I'm not fully endorsing his concept ... but it is good conceptually for a lot of what perhaps ails us when we think about the "what do we do with it" when we look at the Fleet.
In its own abstract way, "Battleship" forces players to concentrate deeply on the business of "finding." Given his great confidence in aircraft carriers and submarines, President Obama should take careful note that the board game includes them, too, with the carrier being the game's largest and most vulnerable ship -- just as it is in the real world today, as the array of smart, high-speed weapons that have emerged in recent years pose mortal threats to these behemoths. The most valuable vessel in "Battleship" -- that is, the one that is hardest to find and hit -- is also the smallest combatant.
Waiting for the LCS trolls in 3, 2, 1 ..... but they should be careful, LCS is not the small ships he seeks;
Indeed, if Romney had remembered ever playing the game with any of his five sons, he might have been able to rebut the president on the spot. He could have said: "Of course this is ‘Battleship.' That's why I want a lot of smaller, but still well-armed vessels for the U.S. Navy, not just a handful of extremely expensive, highly vulnerable aircraft carriers and a few dozen submarines. China has hundreds of lethal missile and torpedo boats. We need more small, swift ships of our own that pack a real punch."
... but as we wait for the LCS trolls - let's look at the other good stuff later.
In addition to its value in thinking through the problems posed by irregular wars, the lessons of "Stratego" can be used to illuminate more conventional conflicts as well. In China, for example, soldiers of the People's Liberation Army train their minds using a hider/finder wargame, Lu Zhan Jun Qi ("Army Chess"), which bears a strong resemblance to "Stratego.
However, "Army Chess" includes transport systems and missile weapons, adding layers of complexity that "Stratego" lacks. Still, it is a clear sign of the Chinese military's appreciation of the importance of "finding" the enemy. On the theme of chess variants, I have created an offshoot of the old German game, kriegsspiel, a double-blind contest in which each side -- seated out of sight of the other and with a referee in between -- can see only its own chess pieces.
The object is to learn how, over time, to infer the locations of the opposing forces -- in effect, "how to find" (and also how to keep hidden). Many graduates of the military school at which I teach have, over the years, confessed that the details of my lectures may have dimmed in their minds; but the lessons of kriegsspiel remain clear and have often helped to inform and guide their actions against our all-too-elusive enemies.
Kriegsspiel? Awwwwwwwwww yes. Git nakid and roll around in it on your best feldgrau colored carpet. 

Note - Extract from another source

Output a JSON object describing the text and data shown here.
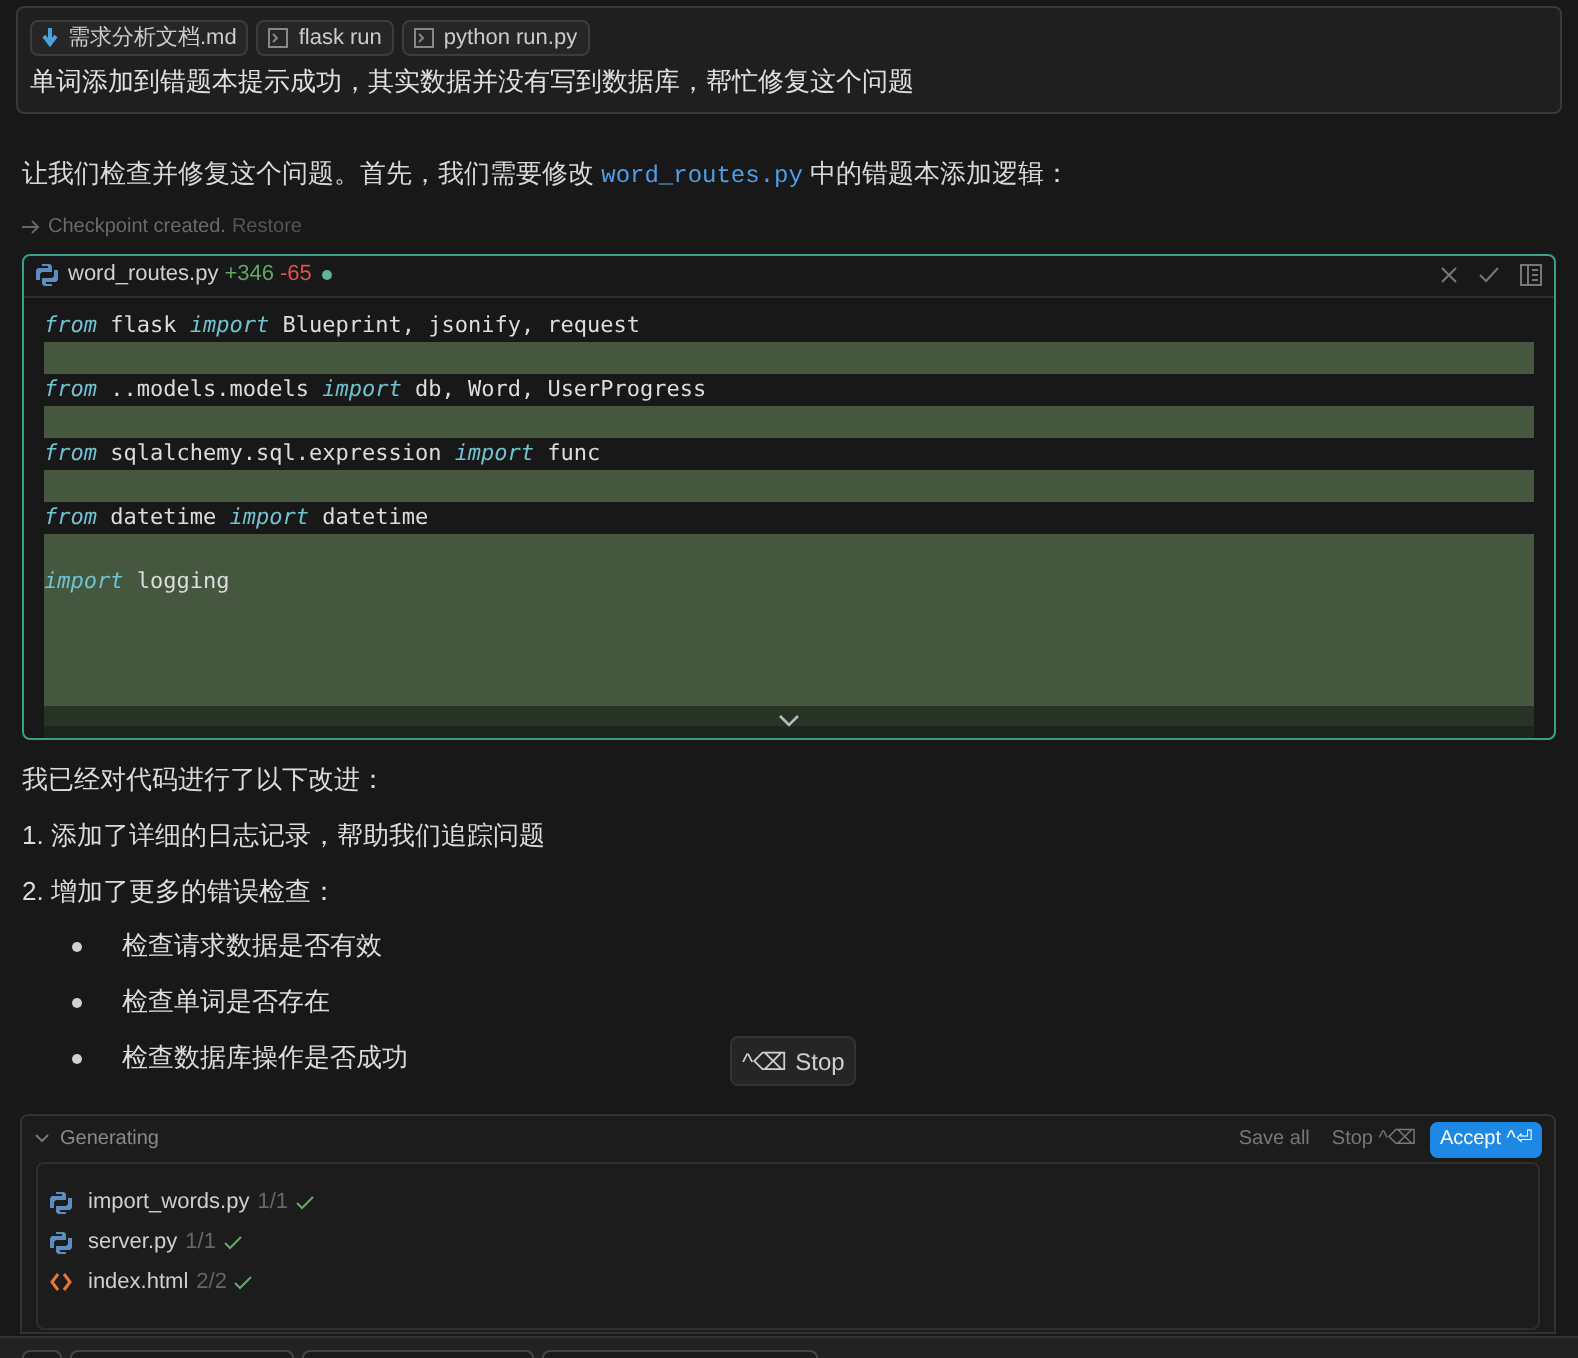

There is nothing more important than wargaming, especially for real-world OPLANs ... and once you wargame it once, you need to do it again ... and again ... One of the things that made wargaming so difficult was how few had done them or respected what you were trying to do. 

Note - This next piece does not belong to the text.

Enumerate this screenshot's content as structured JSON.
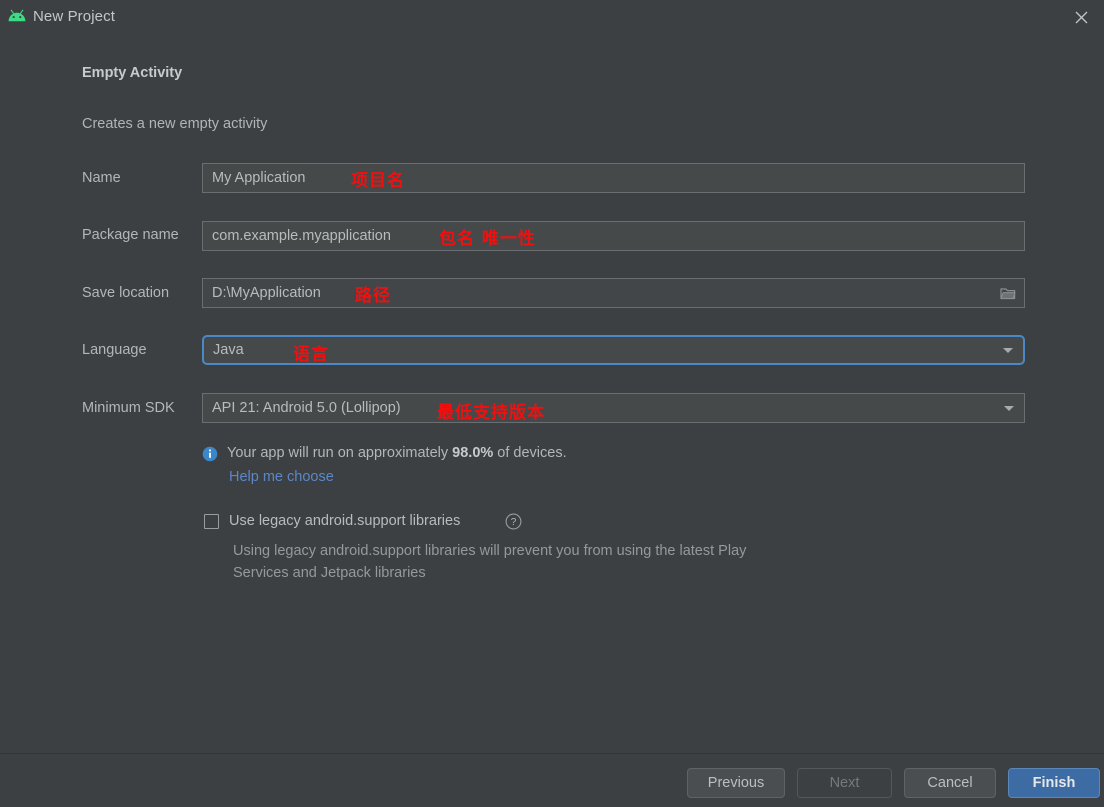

How about this; instead of "don't stick your finger in an electrical socket" required annual training ... why don't we expend a little money to get this concept exposed to more of our officers.I am sure John will take the per diem and nice hotel room to help you set it up. Just make sure it is Hawaii in winter and New London in summer.

Crazy talk!

1 comment:

Curtis said...

I'd be fascinated to see the war game end game/surrender following our next war with China. I forget, do we currently have an armistice with them or did they surrender last time?